Feature: What Do You Want From A New Nintendo Switch?

The Wall Street Journal ran a report which claims that Nintendo plans to release a revised Switch console towards the end of 2019. As rumours go, it’s certainly on the believable side of things; Nintendo’s track record in this area speaks for itself, and it has consistently iterated on its portable hardware over the past few decades, right back to the original Game Boy.

Nintendo practically wrote the rulebook on baby-step hardware upgrades and has been hammering out updated hardware with alarming regularity; over the years we’ve had the Game Boy Pocket, Game Boy Advance SP, DSi, 2DS, New Nintendo 3DS and – most recently – New Nintendo 2DS XL, all of which offer minor changes to the base system and are intended to give sales a shot in the arm, as well as subtle improvements (or regressions, in the case of the 2DS line).

But what form could this new and improved Switch take? In the past, Nintendo has iterated slowly with its hardware; 1996’s Game Boy Pocket was smaller than the brick-like original, had a better screen and consumed fewer batteries, but was otherwise the same internal hardware that had launched in 1989. The Game Boy Advance SP changed the form factor of the original GBA hardware and added an illuminated screen and rechargeable battery, but took away the 3.5mm headphone socket. More recently, the New Nintendo 3DS line offered improved 3D via head-tracking and a small power boost, although very few games have been released which take advantage of this.

Looking at this handful of examples, it’s clear that Nintendo walks a very fine line when it chooses to refresh its existing – and successful – portable hardware. Huge, sweeping changes are off the table as they would not only divide the market but would drastically alter the core message of the platform. So what will this ‘new’ Switch look like? Will it offer more power? Will it sacrifice core features for portability and cost? We’ve outlined some of the potential scenarios below.
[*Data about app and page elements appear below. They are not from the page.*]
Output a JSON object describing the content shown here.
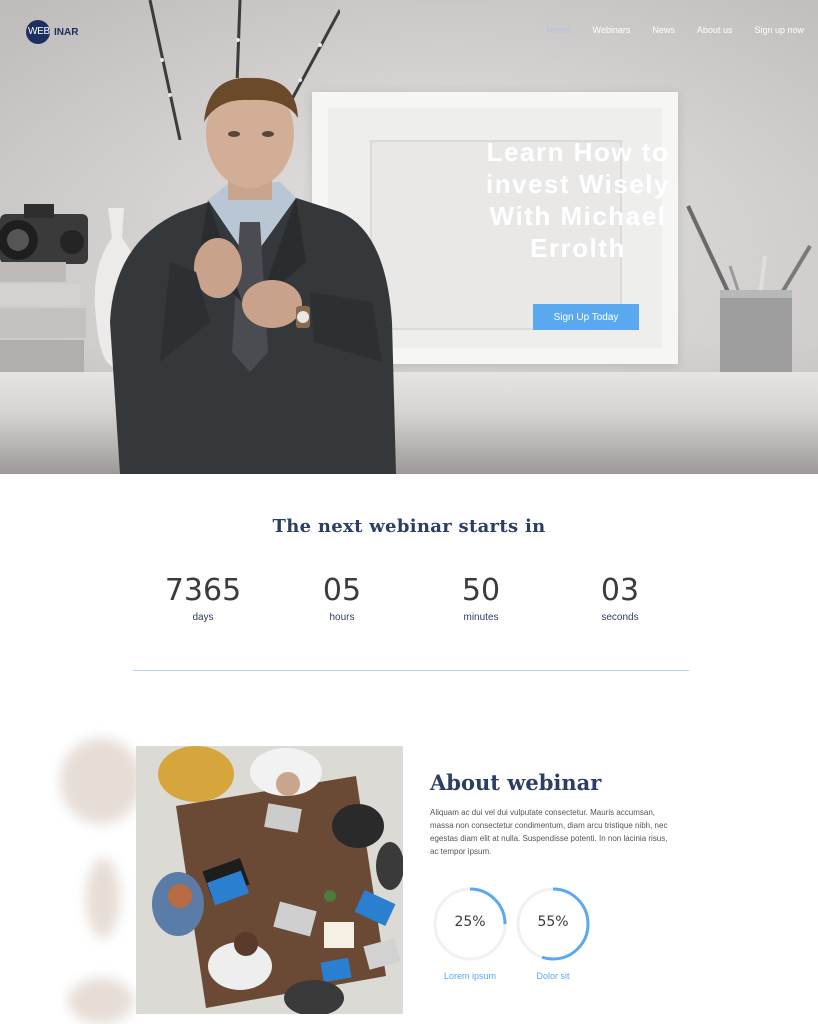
{
  "brand": {
    "logo_left": "WEB",
    "logo_right": "INAR",
    "accent": "#5aa8f0",
    "navy": "#1c2f63"
  },
  "nav": {
    "items": [
      {
        "label": "Home",
        "active": true
      },
      {
        "label": "Webinars",
        "active": false
      },
      {
        "label": "News",
        "active": false
      },
      {
        "label": "About us",
        "active": false
      },
      {
        "label": "Sign up now",
        "active": false
      }
    ]
  },
  "hero": {
    "title_lines": [
      "Learn How to",
      "invest Wisely",
      "With Michael",
      "Errolth"
    ],
    "cta_label": "Sign Up Today"
  },
  "countdown": {
    "title": "The next webinar starts in",
    "units": [
      {
        "value": "7365",
        "label": "days"
      },
      {
        "value": "05",
        "label": "hours"
      },
      {
        "value": "50",
        "label": "minutes"
      },
      {
        "value": "03",
        "label": "seconds"
      }
    ]
  },
  "about": {
    "title": "About webinar",
    "text": "Aliquam ac dui vel dui vulputate consectetur. Mauris accumsan, massa non consectetur condimentum, diam arcu tristique nibh, nec egestas diam elit at nulla. Suspendisse potenti. In non lacinia risus, ac tempor ipsum.",
    "stats": [
      {
        "percent_label": "25%",
        "value": 0.25,
        "label": "Lorem ipsum"
      },
      {
        "percent_label": "55%",
        "value": 0.55,
        "label": "Dolor sit"
      }
    ]
  }
}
A Better Screen

‘Switch Mini’ wouldn’t be the stupidest idea in the world, if we’re honest. The Joy-Con functionality could be removed entirely in favour of traditional ‘built-in’ controls, turning it into a pure portable console, aimed at filling the void that the 3DS will leave when it finally gets put out to pasture. The machine could have a slightly smaller display to make it more pocket-friendly and could come clad in a robust shell which would make it perfect for younger players.
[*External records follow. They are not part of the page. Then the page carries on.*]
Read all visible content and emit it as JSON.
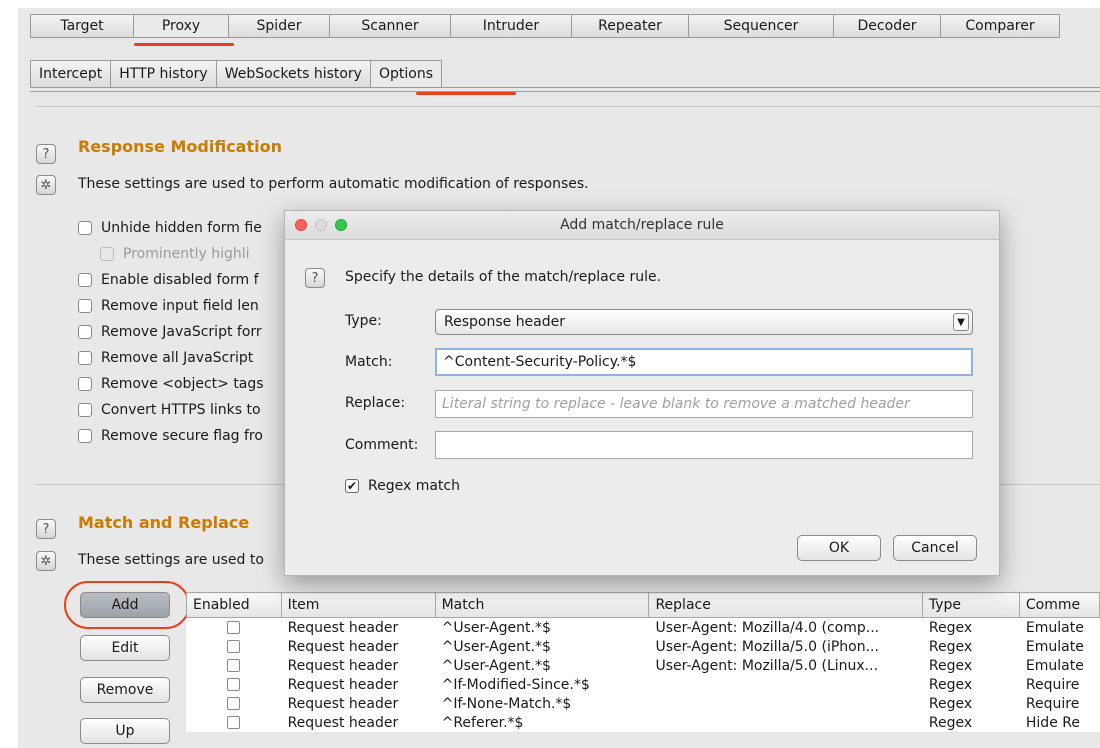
{
  "main_tabs": [
    {
      "label": "Target",
      "w": 104
    },
    {
      "label": "Proxy",
      "w": 96,
      "active": true
    },
    {
      "label": "Spider",
      "w": 102
    },
    {
      "label": "Scanner",
      "w": 122
    },
    {
      "label": "Intruder",
      "w": 122
    },
    {
      "label": "Repeater",
      "w": 118
    },
    {
      "label": "Sequencer",
      "w": 146
    },
    {
      "label": "Decoder",
      "w": 108
    },
    {
      "label": "Comparer",
      "w": 120
    }
  ],
  "sub_tabs": [
    {
      "label": "Intercept"
    },
    {
      "label": "HTTP history"
    },
    {
      "label": "WebSockets history"
    },
    {
      "label": "Options",
      "active": true
    }
  ],
  "response_mod": {
    "title": "Response Modification",
    "description": "These settings are used to perform automatic modification of responses.",
    "options": [
      {
        "label": "Unhide hidden form fie",
        "disabled": false
      },
      {
        "label": "Prominently highli",
        "disabled": true
      },
      {
        "label": "Enable disabled form f",
        "disabled": false
      },
      {
        "label": "Remove input field len",
        "disabled": false
      },
      {
        "label": "Remove JavaScript forr",
        "disabled": false
      },
      {
        "label": "Remove all JavaScript",
        "disabled": false
      },
      {
        "label": "Remove <object> tags",
        "disabled": false
      },
      {
        "label": "Convert HTTPS links to",
        "disabled": false
      },
      {
        "label": "Remove secure flag fro",
        "disabled": false
      }
    ]
  },
  "match_replace": {
    "title": "Match and Replace",
    "description": "These settings are used to",
    "buttons": {
      "add": "Add",
      "edit": "Edit",
      "remove": "Remove",
      "up": "Up"
    },
    "columns": [
      "Enabled",
      "Item",
      "Match",
      "Replace",
      "Type",
      "Comme"
    ],
    "rows": [
      {
        "item": "Request header",
        "match": "^User-Agent.*$",
        "replace": "User-Agent: Mozilla/4.0 (comp...",
        "type": "Regex",
        "comment": "Emulate"
      },
      {
        "item": "Request header",
        "match": "^User-Agent.*$",
        "replace": "User-Agent: Mozilla/5.0 (iPhon...",
        "type": "Regex",
        "comment": "Emulate"
      },
      {
        "item": "Request header",
        "match": "^User-Agent.*$",
        "replace": "User-Agent: Mozilla/5.0 (Linux...",
        "type": "Regex",
        "comment": "Emulate"
      },
      {
        "item": "Request header",
        "match": "^If-Modified-Since.*$",
        "replace": "",
        "type": "Regex",
        "comment": "Require"
      },
      {
        "item": "Request header",
        "match": "^If-None-Match.*$",
        "replace": "",
        "type": "Regex",
        "comment": "Require"
      },
      {
        "item": "Request header",
        "match": "^Referer.*$",
        "replace": "",
        "type": "Regex",
        "comment": "Hide Re"
      }
    ]
  },
  "dialog": {
    "title": "Add match/replace rule",
    "prompt": "Specify the details of the match/replace rule.",
    "type_label": "Type:",
    "type_value": "Response header",
    "match_label": "Match:",
    "match_value": "^Content-Security-Policy.*$",
    "replace_label": "Replace:",
    "replace_placeholder": "Literal string to replace - leave blank to remove a matched header",
    "comment_label": "Comment:",
    "comment_value": "",
    "regex_label": "Regex match",
    "regex_checked": true,
    "ok_label": "OK",
    "cancel_label": "Cancel"
  },
  "colors": {
    "accent": "#e8401c",
    "section_title": "#cc7a00"
  }
}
Despite the drastic shift in design, the core functions of the Switch could still be retained; Joy-Con could be purchased separately to use in tabletop mode, and a special cable could be manufactured which allows the unit to work on your TV in ‘docked’ mode.

On paper at least, it sounds like a good idea; Switch is too fragile and expensive for many parents to consider as a handheld for their kids, so this smaller, cheaper and sturdier variant would tick a lot of boxes. The only thing that doesn’t sit well with us is that such a device would totally change the core message Nintendo has been shouting from the rooftops with Switch; is it still ‘Switch’ if there’s no switching between TV and handheld?

A Bigger Battery

SwitchCharge, which bolts onto the console and offers more juice. We’d imagine that a larger capacity power cell is one of the many things Nintendo has on its list for the new 2019 model, but how much difference it would make is unclear; unless Nintendo wants to make the Switch thicker than it already is, there may not be a massive scope for improvement in this respect.

Battery technology is, of course, improving all of the time, but it remains a sticking point for pretty much all portable consumer devices. Each year, new smartphones from Samsung, Apple and LG hit the market, but none are capable of offering more than a day or so of usage on a single charge. Instead, companies are focusing on ‘quick charge’ and wireless charging tech to make their devices stand out from the crowd; perhaps Nintendo will do the same with the 2019 Switch?

MicroSD cards, rather than an expensive proprietary format like Sony did with the PS Vita.

Even so, it would be nice for the base console to have a little more wiggle room when it comes to this kind of thing, even if it’s just 64GB or 128GB. The price of flash memory is dropping all of the time, so we’d imagine that Nintendo will do the right thing and give its 2019 upgrade a little more memory out of the box.

512GB would be the dream, but it’s perhaps wishful thinking to expect Nintendo to go quite that high – after all, this is the company that, in Europe at least, doesn’t ship a power supply with 3DS and 2DS consoles.

A Better Price

Wii Mini. In that case, we’d simply see a reduced price point without any real benefit in terms of hardware.

Which of these points would you say is the most important to you personally? Do you want a better screen, more storage, a new design or just a lower price point to encourage more people to join the Switch revolution? Vote in the poll below and let us know your thoughts with a comment.

What do you want to see most on next year’s rumoured Switch refresh? (553 votes)

A change in form factor (EG: Switch Mini)

None of the above

Please to vote in this poll.